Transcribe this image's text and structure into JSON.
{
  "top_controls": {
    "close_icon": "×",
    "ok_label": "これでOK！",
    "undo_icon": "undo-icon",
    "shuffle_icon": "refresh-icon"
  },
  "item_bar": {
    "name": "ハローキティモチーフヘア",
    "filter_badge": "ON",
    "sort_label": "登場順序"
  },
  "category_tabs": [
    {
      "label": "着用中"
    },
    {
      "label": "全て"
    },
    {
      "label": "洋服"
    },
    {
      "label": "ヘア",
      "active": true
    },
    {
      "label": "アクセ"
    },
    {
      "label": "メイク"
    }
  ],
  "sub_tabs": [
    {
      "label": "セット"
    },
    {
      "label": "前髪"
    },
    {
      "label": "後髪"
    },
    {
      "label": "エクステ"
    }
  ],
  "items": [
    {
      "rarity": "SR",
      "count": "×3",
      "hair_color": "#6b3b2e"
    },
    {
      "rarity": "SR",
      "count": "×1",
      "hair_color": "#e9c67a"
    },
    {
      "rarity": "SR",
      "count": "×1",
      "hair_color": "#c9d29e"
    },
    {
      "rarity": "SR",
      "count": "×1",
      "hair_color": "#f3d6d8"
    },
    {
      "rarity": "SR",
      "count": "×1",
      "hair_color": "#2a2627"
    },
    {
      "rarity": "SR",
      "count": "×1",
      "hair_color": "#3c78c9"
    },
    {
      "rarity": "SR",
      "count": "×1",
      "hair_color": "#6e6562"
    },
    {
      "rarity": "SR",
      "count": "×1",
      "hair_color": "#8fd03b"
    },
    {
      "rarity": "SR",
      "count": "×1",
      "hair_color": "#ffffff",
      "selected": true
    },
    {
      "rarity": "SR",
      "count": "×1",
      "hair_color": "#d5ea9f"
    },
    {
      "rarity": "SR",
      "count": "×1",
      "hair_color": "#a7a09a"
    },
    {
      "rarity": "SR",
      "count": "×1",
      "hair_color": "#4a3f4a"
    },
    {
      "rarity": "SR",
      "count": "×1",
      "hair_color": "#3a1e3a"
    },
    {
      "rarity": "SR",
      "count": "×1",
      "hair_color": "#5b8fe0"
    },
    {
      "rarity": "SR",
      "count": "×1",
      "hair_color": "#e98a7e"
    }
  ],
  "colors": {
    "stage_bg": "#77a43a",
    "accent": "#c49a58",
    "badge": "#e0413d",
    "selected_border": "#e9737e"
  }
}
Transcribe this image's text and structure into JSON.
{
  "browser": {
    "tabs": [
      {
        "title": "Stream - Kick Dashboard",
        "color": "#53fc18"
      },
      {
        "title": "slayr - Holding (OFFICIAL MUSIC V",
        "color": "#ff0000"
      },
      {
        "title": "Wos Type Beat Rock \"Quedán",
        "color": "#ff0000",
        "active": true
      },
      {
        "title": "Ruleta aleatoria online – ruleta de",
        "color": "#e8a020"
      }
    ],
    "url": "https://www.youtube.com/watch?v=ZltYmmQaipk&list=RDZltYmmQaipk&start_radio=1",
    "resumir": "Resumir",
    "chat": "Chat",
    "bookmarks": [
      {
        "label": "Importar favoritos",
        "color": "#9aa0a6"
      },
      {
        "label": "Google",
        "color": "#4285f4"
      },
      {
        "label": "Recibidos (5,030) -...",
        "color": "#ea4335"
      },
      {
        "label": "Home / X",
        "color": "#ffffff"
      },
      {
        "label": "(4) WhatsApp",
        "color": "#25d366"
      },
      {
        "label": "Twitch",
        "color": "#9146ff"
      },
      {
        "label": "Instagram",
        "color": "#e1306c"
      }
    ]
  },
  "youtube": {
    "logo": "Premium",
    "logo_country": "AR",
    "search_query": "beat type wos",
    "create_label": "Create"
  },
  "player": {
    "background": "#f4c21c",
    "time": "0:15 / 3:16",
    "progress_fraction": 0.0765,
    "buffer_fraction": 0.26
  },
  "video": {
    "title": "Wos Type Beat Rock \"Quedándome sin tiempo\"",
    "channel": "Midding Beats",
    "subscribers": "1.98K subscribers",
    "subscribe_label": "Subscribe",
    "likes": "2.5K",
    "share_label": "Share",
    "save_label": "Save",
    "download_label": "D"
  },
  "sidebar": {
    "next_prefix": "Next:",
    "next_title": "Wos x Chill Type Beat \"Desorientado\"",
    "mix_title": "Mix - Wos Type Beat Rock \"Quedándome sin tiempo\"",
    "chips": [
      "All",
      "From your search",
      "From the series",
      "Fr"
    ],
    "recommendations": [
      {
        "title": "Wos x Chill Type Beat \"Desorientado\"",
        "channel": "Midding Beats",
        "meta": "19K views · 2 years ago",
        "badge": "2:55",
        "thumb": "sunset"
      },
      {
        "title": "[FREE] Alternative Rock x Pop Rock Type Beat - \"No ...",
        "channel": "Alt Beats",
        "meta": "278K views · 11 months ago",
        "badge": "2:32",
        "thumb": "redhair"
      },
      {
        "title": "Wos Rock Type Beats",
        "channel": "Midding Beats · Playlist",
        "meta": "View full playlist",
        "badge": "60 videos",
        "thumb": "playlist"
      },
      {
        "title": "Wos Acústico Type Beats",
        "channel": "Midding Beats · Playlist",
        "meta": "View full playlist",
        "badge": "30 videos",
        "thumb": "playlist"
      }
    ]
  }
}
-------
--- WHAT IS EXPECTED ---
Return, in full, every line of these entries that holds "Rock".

--- ANSWER BELOW ---
        "title": "Wos Type Beat Rock \"Quedán",
    "title": "Wos Type Beat Rock \"Quedándome sin tiempo\"",
    "mix_title": "Mix - Wos Type Beat Rock \"Quedándome sin tiempo\"",
        "title": "[FREE] Alternative Rock x Pop Rock Type Beat - \"No ...",
        "title": "Wos Rock Type Beats",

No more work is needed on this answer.